■ Given records ■

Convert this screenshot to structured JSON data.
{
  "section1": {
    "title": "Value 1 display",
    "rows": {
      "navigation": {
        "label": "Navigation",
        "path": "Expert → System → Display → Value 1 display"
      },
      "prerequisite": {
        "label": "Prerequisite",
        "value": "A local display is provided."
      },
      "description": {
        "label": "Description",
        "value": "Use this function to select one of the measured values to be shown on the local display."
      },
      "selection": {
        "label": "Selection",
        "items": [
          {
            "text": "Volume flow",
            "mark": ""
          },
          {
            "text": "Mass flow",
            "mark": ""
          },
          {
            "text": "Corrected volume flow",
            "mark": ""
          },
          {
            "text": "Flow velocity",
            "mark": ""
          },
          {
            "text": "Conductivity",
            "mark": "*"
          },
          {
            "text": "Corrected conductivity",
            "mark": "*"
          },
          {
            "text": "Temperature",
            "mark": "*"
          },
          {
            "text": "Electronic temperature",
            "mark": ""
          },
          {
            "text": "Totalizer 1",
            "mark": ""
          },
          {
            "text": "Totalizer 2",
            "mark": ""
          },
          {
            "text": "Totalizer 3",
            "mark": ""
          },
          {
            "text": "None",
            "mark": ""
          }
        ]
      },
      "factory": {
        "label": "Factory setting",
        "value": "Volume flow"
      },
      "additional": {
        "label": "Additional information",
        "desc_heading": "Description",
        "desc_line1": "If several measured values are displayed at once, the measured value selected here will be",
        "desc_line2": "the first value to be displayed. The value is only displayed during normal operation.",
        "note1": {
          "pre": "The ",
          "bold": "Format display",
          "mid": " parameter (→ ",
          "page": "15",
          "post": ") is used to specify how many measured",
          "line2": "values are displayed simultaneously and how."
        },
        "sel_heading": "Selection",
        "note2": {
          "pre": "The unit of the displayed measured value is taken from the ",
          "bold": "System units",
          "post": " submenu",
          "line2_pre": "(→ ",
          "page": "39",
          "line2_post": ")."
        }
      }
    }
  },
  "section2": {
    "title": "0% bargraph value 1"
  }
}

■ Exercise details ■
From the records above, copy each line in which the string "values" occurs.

■ Finished task ■
        "value": "Use this function to select one of the measured values to be shown on the local display."
        "desc_line1": "If several measured values are displayed at once, the measured value selected here will be",
          "line2": "values are displayed simultaneously and how."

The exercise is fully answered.